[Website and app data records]
—————
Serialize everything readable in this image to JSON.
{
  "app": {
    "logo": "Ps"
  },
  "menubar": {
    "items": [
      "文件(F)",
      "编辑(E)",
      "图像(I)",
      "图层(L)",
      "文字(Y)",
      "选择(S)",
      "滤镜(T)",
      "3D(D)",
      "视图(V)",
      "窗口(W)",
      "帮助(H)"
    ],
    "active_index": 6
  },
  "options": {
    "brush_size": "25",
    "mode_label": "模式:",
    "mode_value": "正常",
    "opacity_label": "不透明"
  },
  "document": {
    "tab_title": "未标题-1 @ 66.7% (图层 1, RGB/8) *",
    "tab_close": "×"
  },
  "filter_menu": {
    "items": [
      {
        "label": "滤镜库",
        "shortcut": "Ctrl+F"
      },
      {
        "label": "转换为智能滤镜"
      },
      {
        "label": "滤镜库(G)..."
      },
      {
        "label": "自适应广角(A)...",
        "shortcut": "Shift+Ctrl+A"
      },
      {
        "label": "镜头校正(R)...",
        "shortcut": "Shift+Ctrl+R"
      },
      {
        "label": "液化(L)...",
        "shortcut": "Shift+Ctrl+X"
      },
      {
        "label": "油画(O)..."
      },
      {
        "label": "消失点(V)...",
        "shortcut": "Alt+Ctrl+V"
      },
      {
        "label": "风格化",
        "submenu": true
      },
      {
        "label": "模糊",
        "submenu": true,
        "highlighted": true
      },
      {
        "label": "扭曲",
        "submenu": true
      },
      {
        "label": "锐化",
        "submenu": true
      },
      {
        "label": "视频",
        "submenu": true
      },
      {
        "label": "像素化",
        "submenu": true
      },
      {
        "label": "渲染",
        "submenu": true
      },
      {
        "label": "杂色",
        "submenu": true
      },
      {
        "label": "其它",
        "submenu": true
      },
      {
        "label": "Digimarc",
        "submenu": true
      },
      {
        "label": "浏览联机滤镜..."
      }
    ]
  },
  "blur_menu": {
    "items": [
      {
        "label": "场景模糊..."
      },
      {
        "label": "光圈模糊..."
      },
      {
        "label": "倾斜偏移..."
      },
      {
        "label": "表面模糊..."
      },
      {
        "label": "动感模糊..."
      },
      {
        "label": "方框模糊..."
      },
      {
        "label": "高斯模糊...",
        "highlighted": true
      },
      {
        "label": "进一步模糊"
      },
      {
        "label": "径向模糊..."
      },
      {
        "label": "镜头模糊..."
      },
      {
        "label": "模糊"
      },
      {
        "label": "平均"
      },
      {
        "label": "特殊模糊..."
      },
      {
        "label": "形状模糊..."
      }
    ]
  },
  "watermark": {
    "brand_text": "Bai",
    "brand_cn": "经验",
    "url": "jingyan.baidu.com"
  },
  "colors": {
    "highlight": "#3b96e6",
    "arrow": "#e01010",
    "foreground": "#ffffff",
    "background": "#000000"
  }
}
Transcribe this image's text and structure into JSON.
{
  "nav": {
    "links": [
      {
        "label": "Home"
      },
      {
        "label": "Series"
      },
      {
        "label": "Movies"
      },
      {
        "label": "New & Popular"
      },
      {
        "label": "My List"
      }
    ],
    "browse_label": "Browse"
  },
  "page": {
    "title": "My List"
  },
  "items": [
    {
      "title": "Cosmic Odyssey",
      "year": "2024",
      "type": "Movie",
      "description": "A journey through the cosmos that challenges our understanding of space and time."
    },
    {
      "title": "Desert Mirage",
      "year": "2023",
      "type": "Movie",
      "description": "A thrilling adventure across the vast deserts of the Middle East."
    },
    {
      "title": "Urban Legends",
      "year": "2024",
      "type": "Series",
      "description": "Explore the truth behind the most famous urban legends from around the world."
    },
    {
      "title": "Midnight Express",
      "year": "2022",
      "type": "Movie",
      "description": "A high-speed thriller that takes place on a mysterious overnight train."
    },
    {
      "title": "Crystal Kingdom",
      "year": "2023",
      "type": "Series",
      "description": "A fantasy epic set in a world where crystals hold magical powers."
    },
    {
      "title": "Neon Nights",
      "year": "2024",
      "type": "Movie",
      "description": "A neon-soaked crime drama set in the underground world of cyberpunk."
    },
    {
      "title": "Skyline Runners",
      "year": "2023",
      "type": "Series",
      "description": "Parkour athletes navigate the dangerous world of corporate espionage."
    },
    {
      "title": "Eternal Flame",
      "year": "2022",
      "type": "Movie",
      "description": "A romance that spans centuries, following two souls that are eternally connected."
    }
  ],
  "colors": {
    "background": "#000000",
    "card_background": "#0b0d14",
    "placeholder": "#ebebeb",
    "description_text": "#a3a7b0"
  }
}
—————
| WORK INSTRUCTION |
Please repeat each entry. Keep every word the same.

| YOUR RESPONSE |
Serialize everything readable in this image to JSON.
{
  "app": {
    "logo": "Ps"
  },
  "menubar": {
    "items": [
      "文件(F)",
      "编辑(E)",
      "图像(I)",
      "图层(L)",
      "文字(Y)",
      "选择(S)",
      "滤镜(T)",
      "3D(D)",
      "视图(V)",
      "窗口(W)",
      "帮助(H)"
    ],
    "active_index": 6
  },
  "options": {
    "brush_size": "25",
    "mode_label": "模式:",
    "mode_value": "正常",
    "opacity_label": "不透明"
  },
  "document": {
    "tab_title": "未标题-1 @ 66.7% (图层 1, RGB/8) *",
    "tab_close": "×"
  },
  "filter_menu": {
    "items": [
      {
        "label": "滤镜库",
        "shortcut": "Ctrl+F"
      },
      {
        "label": "转换为智能滤镜"
      },
      {
        "label": "滤镜库(G)..."
      },
      {
        "label": "自适应广角(A)...",
        "shortcut": "Shift+Ctrl+A"
      },
      {
        "label": "镜头校正(R)...",
        "shortcut": "Shift+Ctrl+R"
      },
      {
        "label": "液化(L)...",
        "shortcut": "Shift+Ctrl+X"
      },
      {
        "label": "油画(O)..."
      },
      {
        "label": "消失点(V)...",
        "shortcut": "Alt+Ctrl+V"
      },
      {
        "label": "风格化",
        "submenu": true
      },
      {
        "label": "模糊",
        "submenu": true,
        "highlighted": true
      },
      {
        "label": "扭曲",
        "submenu": true
      },
      {
        "label": "锐化",
        "submenu": true
      },
      {
        "label": "视频",
        "submenu": true
      },
      {
        "label": "像素化",
        "submenu": true
      },
      {
        "label": "渲染",
        "submenu": true
      },
      {
        "label": "杂色",
        "submenu": true
      },
      {
        "label": "其它",
        "submenu": true
      },
      {
        "label": "Digimarc",
        "submenu": true
      },
      {
        "label": "浏览联机滤镜..."
      }
    ]
  },
  "blur_menu": {
    "items": [
      {
        "label": "场景模糊..."
      },
      {
        "label": "光圈模糊..."
      },
      {
        "label": "倾斜偏移..."
      },
      {
        "label": "表面模糊..."
      },
      {
        "label": "动感模糊..."
      },
      {
        "label": "方框模糊..."
      },
      {
        "label": "高斯模糊...",
        "highlighted": true
      },
      {
        "label": "进一步模糊"
      },
      {
        "label": "径向模糊..."
      },
      {
        "label": "镜头模糊..."
      },
      {
        "label": "模糊"
      },
      {
        "label": "平均"
      },
      {
        "label": "特殊模糊..."
      },
      {
        "label": "形状模糊..."
      }
    ]
  },
  "watermark": {
    "brand_text": "Bai",
    "brand_cn": "经验",
    "url": "jingyan.baidu.com"
  },
  "colors": {
    "highlight": "#3b96e6",
    "arrow": "#e01010",
    "foreground": "#ffffff",
    "background": "#000000"
  }
}
Transcribe this image's text and structure into JSON.
{
  "nav": {
    "links": [
      {
        "label": "Home"
      },
      {
        "label": "Series"
      },
      {
        "label": "Movies"
      },
      {
        "label": "New & Popular"
      },
      {
        "label": "My List"
      }
    ],
    "browse_label": "Browse"
  },
  "page": {
    "title": "My List"
  },
  "items": [
    {
      "title": "Cosmic Odyssey",
      "year": "2024",
      "type": "Movie",
      "description": "A journey through the cosmos that challenges our understanding of space and time."
    },
    {
      "title": "Desert Mirage",
      "year": "2023",
      "type": "Movie",
      "description": "A thrilling adventure across the vast deserts of the Middle East."
    },
    {
      "title": "Urban Legends",
      "year": "2024",
      "type": "Series",
      "description": "Explore the truth behind the most famous urban legends from around the world."
    },
    {
      "title": "Midnight Express",
      "year": "2022",
      "type": "Movie",
      "description": "A high-speed thriller that takes place on a mysterious overnight train."
    },
    {
      "title": "Crystal Kingdom",
      "year": "2023",
      "type": "Series",
      "description": "A fantasy epic set in a world where crystals hold magical powers."
    },
    {
      "title": "Neon Nights",
      "year": "2024",
      "type": "Movie",
      "description": "A neon-soaked crime drama set in the underground world of cyberpunk."
    },
    {
      "title": "Skyline Runners",
      "year": "2023",
      "type": "Series",
      "description": "Parkour athletes navigate the dangerous world of corporate espionage."
    },
    {
      "title": "Eternal Flame",
      "year": "2022",
      "type": "Movie",
      "description": "A romance that spans centuries, following two souls that are eternally connected."
    }
  ],
  "colors": {
    "background": "#000000",
    "card_background": "#0b0d14",
    "placeholder": "#ebebeb",
    "description_text": "#a3a7b0"
  }
}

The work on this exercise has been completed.